Records from a dataset:
[Start of section]

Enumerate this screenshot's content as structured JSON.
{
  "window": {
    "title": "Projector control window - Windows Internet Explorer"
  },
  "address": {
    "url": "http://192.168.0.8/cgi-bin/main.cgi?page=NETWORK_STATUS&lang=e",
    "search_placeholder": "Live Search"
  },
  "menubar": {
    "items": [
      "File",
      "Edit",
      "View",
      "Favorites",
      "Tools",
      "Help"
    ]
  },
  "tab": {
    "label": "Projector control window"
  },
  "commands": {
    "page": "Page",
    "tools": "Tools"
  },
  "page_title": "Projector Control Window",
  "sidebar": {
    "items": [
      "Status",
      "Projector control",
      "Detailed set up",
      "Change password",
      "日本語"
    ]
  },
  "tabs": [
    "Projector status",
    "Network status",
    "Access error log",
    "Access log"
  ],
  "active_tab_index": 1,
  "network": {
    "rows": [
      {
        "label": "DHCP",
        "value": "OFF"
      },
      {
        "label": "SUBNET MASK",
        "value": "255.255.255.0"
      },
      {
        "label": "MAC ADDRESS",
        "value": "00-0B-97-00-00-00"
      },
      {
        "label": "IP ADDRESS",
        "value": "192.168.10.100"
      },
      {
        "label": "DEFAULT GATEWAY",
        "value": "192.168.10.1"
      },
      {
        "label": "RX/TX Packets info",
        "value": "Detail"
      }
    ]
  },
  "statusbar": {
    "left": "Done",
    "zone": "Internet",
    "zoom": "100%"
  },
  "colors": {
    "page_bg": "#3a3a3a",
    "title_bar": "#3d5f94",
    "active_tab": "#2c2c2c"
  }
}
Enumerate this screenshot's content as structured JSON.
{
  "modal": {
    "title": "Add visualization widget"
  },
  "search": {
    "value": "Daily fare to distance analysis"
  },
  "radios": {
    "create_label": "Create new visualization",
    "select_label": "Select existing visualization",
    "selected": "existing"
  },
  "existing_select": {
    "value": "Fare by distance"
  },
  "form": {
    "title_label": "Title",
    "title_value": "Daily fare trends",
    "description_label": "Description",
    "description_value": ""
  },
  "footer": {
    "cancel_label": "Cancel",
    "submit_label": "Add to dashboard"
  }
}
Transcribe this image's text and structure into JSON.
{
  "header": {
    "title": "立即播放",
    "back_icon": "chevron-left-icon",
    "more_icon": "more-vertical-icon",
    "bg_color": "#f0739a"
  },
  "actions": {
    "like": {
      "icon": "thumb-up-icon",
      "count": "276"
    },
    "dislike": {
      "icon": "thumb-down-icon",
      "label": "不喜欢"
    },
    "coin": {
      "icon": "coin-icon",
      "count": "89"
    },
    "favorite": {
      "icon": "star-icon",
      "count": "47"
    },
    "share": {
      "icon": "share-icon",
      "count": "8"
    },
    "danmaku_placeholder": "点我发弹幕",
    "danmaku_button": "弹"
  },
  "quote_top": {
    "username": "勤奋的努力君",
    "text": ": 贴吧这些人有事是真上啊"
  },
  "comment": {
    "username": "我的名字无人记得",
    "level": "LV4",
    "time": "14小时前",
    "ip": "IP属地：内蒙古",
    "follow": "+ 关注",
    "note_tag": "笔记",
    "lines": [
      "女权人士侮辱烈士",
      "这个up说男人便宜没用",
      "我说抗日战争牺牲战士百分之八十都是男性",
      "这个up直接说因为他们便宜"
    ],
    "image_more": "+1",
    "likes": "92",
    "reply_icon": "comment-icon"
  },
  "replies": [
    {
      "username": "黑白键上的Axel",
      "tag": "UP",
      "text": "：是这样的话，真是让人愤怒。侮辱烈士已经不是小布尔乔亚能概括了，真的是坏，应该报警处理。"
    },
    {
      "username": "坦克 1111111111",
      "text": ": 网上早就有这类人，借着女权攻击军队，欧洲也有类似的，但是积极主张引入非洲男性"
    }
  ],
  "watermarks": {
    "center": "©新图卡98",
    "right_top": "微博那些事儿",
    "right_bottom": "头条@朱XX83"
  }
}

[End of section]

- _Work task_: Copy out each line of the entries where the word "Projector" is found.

- _Reply to the exercise_:
    "title": "Projector control window - Windows Internet Explorer"
    "label": "Projector control window"
  "page_title": "Projector Control Window",
      "Projector control",
    "Projector status",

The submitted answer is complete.